Set the pictures aside and set down only the lines from the line holding "Convert this screenshot" through the end of the entries below, ends included.

Records to use below:

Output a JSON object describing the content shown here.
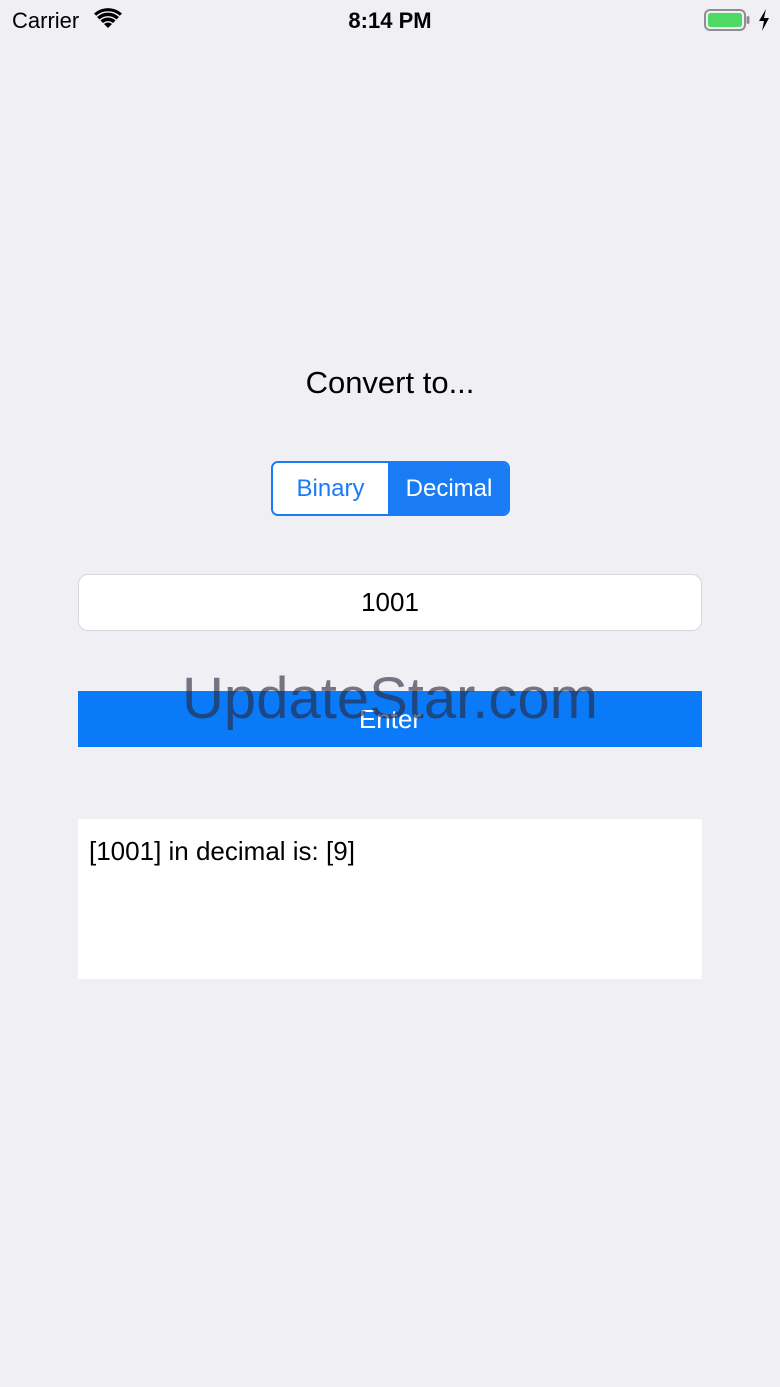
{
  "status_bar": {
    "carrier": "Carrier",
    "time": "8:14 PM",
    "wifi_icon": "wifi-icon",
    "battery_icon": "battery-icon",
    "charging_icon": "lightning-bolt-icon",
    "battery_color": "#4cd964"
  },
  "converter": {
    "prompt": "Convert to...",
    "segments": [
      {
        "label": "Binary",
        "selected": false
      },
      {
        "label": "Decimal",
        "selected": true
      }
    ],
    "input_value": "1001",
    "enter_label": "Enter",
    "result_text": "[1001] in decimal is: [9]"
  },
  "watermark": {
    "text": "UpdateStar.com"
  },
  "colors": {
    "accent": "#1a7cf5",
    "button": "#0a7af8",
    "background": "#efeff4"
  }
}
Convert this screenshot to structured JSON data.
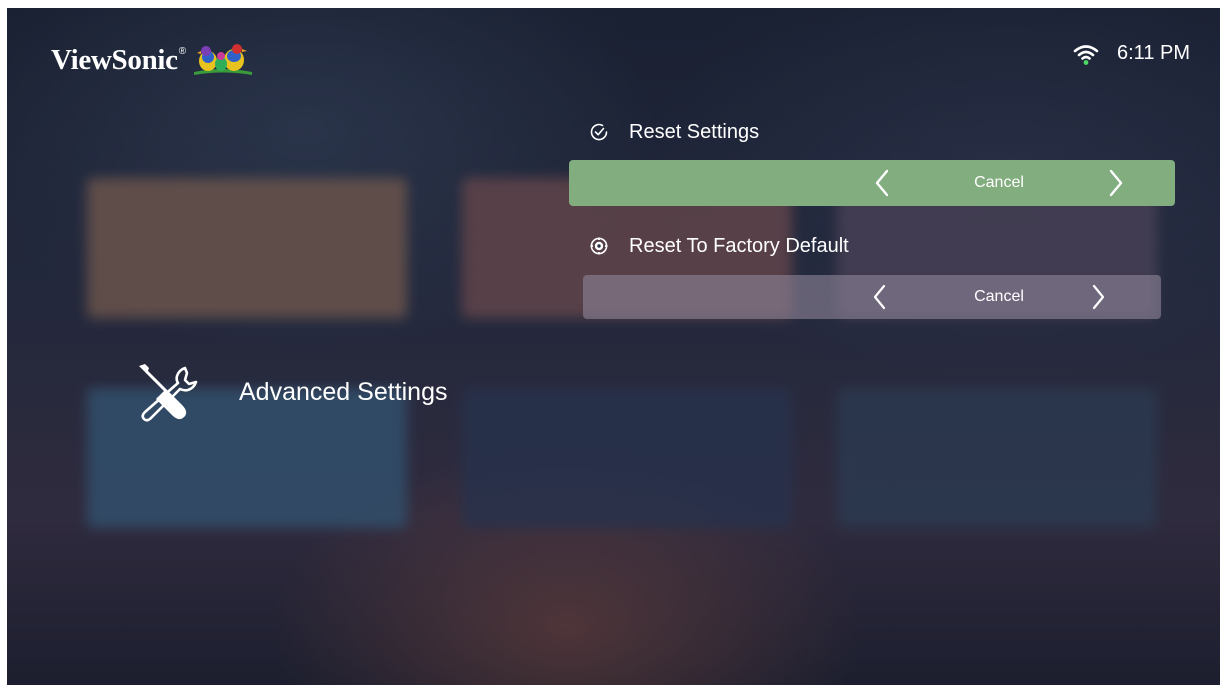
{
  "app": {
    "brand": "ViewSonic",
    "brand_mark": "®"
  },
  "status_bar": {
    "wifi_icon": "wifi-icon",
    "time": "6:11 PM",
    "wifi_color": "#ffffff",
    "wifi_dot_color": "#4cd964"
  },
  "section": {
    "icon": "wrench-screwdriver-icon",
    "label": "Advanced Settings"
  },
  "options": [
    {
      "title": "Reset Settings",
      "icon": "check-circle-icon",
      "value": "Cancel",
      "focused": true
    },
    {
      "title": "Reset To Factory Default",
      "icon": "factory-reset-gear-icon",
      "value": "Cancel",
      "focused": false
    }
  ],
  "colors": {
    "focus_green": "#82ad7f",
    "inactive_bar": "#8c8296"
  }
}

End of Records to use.

Solution to the exercise:
Convert this screenshot to structured JSON data.
{
  "app": {
    "brand": "ViewSonic",
    "brand_mark": "®"
  },
  "status_bar": {
    "wifi_icon": "wifi-icon",
    "time": "6:11 PM",
    "wifi_color": "#ffffff",
    "wifi_dot_color": "#4cd964"
  },
  "section": {
    "icon": "wrench-screwdriver-icon",
    "label": "Advanced Settings"
  },
  "options": [
    {
      "title": "Reset Settings",
      "icon": "check-circle-icon",
      "value": "Cancel",
      "focused": true
    },
    {
      "title": "Reset To Factory Default",
      "icon": "factory-reset-gear-icon",
      "value": "Cancel",
      "focused": false
    }
  ],
  "colors": {
    "focus_green": "#82ad7f",
    "inactive_bar": "#8c8296"
  }
}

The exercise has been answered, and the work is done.